Val, I would love to have your attachment as a poster in my home. Hit’s it pretty square on the head.
Growing up as I am, back in the 70’s and 80’s, transvestite was one of the few labels society had for us. They, the uneducated societal namers, put the connotation on it that to be called a transvestite somehow meant that you were a total, depraved, social deviant with no hope of redemption. You should have been shunned and ostracized for daring to break the rules of polite society. They never considered the literal Latin translation of the word, and made it, and us, something to be despised and loathed.
Back then, many of our sister’s committed suicide over the way we were treated if a ‘normie’ found out about our little secret followed by the treatment we got from them. Many other’s seemed to just disappear in an attempt to escape the scorn and ridicule heaped on us as they moved away to escape the stupid prejudice of people.
But many of us grew closer together and formed tighter friendships because of it. Many of us just ignored ‘them’ and went about our lives. A few of fought back though, both physically and legally, and the cracks began to form in the walls put up to stop us and close us off. Now, today, we are known by an almost bewildering alphabet of labels and files and terminology.

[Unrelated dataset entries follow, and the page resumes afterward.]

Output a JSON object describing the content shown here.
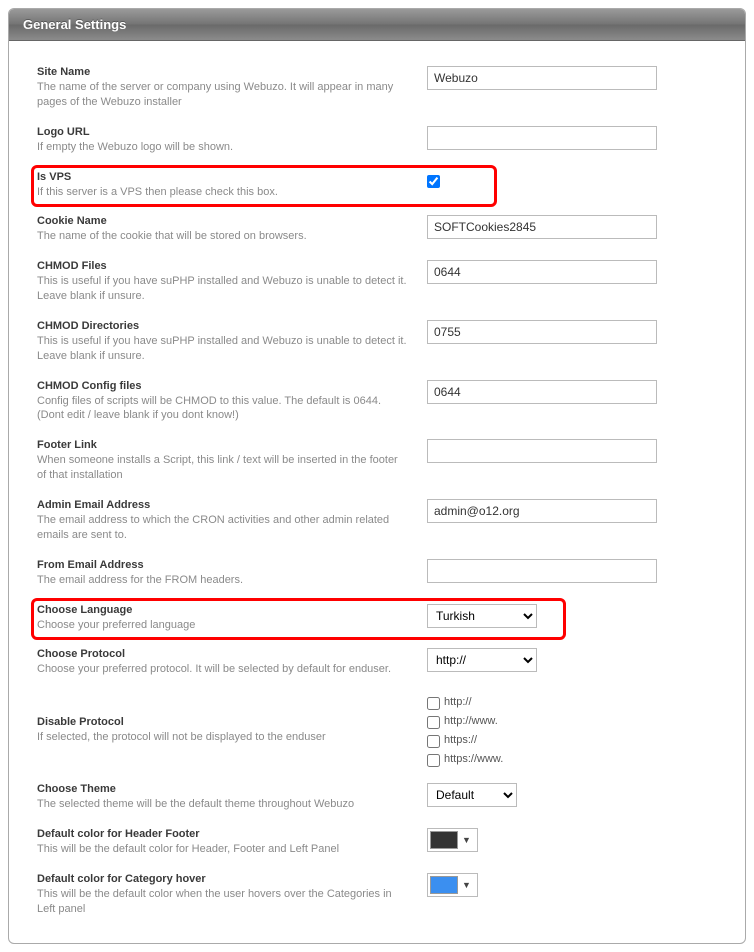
{
  "header": "General Settings",
  "rows": {
    "siteName": {
      "title": "Site Name",
      "desc": "The name of the server or company using Webuzo. It will appear in many pages of the Webuzo installer",
      "value": "Webuzo"
    },
    "logoUrl": {
      "title": "Logo URL",
      "desc": "If empty the Webuzo logo will be shown.",
      "value": ""
    },
    "isVps": {
      "title": "Is VPS",
      "desc": "If this server is a VPS then please check this box."
    },
    "cookie": {
      "title": "Cookie Name",
      "desc": "The name of the cookie that will be stored on browsers.",
      "value": "SOFTCookies2845"
    },
    "chmodFiles": {
      "title": "CHMOD Files",
      "desc": "This is useful if you have suPHP installed and Webuzo is unable to detect it. Leave blank if unsure.",
      "value": "0644"
    },
    "chmodDirs": {
      "title": "CHMOD Directories",
      "desc": "This is useful if you have suPHP installed and Webuzo is unable to detect it. Leave blank if unsure.",
      "value": "0755"
    },
    "chmodConf": {
      "title": "CHMOD Config files",
      "desc": "Config files of scripts will be CHMOD to this value. The default is 0644. (Dont edit / leave blank if you dont know!)",
      "value": "0644"
    },
    "footer": {
      "title": "Footer Link",
      "desc": "When someone installs a Script, this link / text will be inserted in the footer of that installation",
      "value": ""
    },
    "adminEmail": {
      "title": "Admin Email Address",
      "desc": "The email address to which the CRON activities and other admin related emails are sent to.",
      "value": "admin@o12.org"
    },
    "fromEmail": {
      "title": "From Email Address",
      "desc": "The email address for the FROM headers.",
      "value": ""
    },
    "lang": {
      "title": "Choose Language",
      "desc": "Choose your preferred language",
      "value": "Turkish"
    },
    "proto": {
      "title": "Choose Protocol",
      "desc": "Choose your preferred protocol. It will be selected by default for enduser.",
      "value": "http://"
    },
    "disableProto": {
      "title": "Disable Protocol",
      "desc": "If selected, the protocol will not be displayed to the enduser",
      "opts": [
        "http://",
        "http://www.",
        "https://",
        "https://www."
      ]
    },
    "theme": {
      "title": "Choose Theme",
      "desc": "The selected theme will be the default theme throughout Webuzo",
      "value": "Default"
    },
    "colorHeader": {
      "title": "Default color for Header Footer",
      "desc": "This will be the default color for Header, Footer and Left Panel",
      "color": "#333333"
    },
    "colorHover": {
      "title": "Default color for Category hover",
      "desc": "This will be the default color when the user hovers over the Categories in Left panel",
      "color": "#3b8ff0"
    }
  }
}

When I was going through all of my cancer treatments and surgeries and counseling, I got a lot of questions about how they should list me in my records, trangender, transitioning, bi-gender, etc. I finally got very tired of that line of questions, and I began answering the “Professionals” by just telling them I was ‘ME’, nothing more, nothing less. I preferred the word her or she, but I understood the legalities of the labels too. But I made it clear to them, and they did eventually stop trying to classify me and one dear lady actually did put the word ME on one of the forms for my sex.
To me, Transvestite is now almost as archaic a term as is werewolf, or witch, and belongs to history and has no real place with us now except in tales told to scare children at night.